There are a number of covert camera options available that can be integrated into any environment without tipping off compromised employees or criminals. From smoke detector cameras that take a top view of an area, to AC adapter cameras that will go unnoticed in any room, there are unique housing types to fit any setting. Or, a security manager can choose a simple black box hidden camera, like the Camscura , which can be hidden in hard-to-reach areas like air vents, or within common objects like tissue boxes for DIY covert recording. The Camscura WiFi can even be integrated into a network of cameras, offering remote view covert video alongside the traditional surveillance camera feeds.
Alarm Systems & Access Control Protect Vulnerable Entry Points
Besides camera systems, the other consistent compliance requirement for cannabis operations is an access control and alarm system ; typically one that's professionally monitored, 24/7. And, like camera systems, while an access control and alarm system meets a compliance standard, it is also an essential component in cannabis business security.
Access control solutions enable a security manager to set specific requirements on who can enter both a grow operation and retail space based on a number of factors, including clearance level and shift time. By using an electronic lock system, access to certain areas of an operation can be restricted to managers, or can expire during specific times of day. By assigning access using unique codes or fingerprints for employees, access can be granted on a case-by-case basis, which helps curb employee theft.

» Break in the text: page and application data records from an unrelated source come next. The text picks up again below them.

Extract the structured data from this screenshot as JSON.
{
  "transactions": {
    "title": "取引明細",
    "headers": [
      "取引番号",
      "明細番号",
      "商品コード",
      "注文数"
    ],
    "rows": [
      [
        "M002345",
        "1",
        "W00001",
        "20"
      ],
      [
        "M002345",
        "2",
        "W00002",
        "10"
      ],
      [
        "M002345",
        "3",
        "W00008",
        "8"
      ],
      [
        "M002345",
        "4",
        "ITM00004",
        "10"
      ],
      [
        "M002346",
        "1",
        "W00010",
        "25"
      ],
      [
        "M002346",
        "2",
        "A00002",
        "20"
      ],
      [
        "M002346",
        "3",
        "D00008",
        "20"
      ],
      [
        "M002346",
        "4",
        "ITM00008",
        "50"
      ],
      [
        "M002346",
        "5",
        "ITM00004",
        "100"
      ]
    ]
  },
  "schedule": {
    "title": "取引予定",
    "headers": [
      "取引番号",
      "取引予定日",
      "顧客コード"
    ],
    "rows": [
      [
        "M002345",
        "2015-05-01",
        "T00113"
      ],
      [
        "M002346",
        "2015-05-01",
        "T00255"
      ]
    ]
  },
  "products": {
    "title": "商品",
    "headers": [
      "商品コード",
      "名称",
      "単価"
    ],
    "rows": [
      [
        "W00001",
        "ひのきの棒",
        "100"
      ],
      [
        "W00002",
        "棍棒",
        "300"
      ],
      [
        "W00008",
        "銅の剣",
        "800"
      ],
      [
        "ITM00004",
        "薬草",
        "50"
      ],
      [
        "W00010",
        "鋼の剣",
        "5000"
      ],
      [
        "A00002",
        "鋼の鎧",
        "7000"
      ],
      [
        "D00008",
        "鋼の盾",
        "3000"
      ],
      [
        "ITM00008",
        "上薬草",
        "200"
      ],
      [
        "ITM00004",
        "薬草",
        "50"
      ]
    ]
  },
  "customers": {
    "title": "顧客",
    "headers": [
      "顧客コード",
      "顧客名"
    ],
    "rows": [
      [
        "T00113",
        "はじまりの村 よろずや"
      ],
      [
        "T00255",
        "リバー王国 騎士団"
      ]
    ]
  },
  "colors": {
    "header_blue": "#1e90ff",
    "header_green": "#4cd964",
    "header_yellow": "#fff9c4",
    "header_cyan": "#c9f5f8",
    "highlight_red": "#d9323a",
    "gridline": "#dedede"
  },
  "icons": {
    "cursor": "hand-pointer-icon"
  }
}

Modern alarm systems also present a unique opportunity through how customizable and granular they can be. Individual sensors can be used to monitor everything from doors and windows to individual motion sensors and tilt sensors for protecting specific rooms and safes. Because alarm systems can be constantly added to using sensors, they are scalable as your business grows. And, much like video camera systems, alarm systems can be installed without enlisting the help of professionals, saving money and avoiding the risk of compromised security.
Alarm systems can also be used to monitor environmental conditions which can help ensure plant safety. More obvious sensors like smoke and carbon monoxide detectors can be integrated within a system; but additionally, sensors that monitor temperature and the presence of water, which can trigger the system in the case of a flood or broken heating system. And, as many state laws require, alarm systems can include panic buttons that act as an easy trigger in case of a robbery.
Like video monitoring systems, alarm systems can be remotely monitored from any computer or smartphone, so even if a security manager is moving from site to site he can always have a finger on the pulse of the operation.
Going Beyond Compliance
Implementing and managing a robust security and surveillance system may seem inherent in meeting the criteria of a state's compliance standards for operating a cannabis business. According to experts, however, going above and beyond what you think you may need is the only surefire way to protect this highly targeted and vulnerable business.
“What the state needs to get your doors open is probably not what you want in real life in the all-cash cannabis business,” says Noah Stokes, founder and CEO of CannaGuard Security in Oregon.
As long as there are disparities between local, state and federal laws, the cannabis industry will continue to have a target on its back from both criminals and authorities alike. Dealing in cash and a product that's easy to move with a high street value makes the cannabis industry one of the most unique in the United States. But, as industry trends have indicated, the risk that comes from cannabis is worth the reward. Taking the proper security precautions help minimize that risk.
Published May 18th, 2017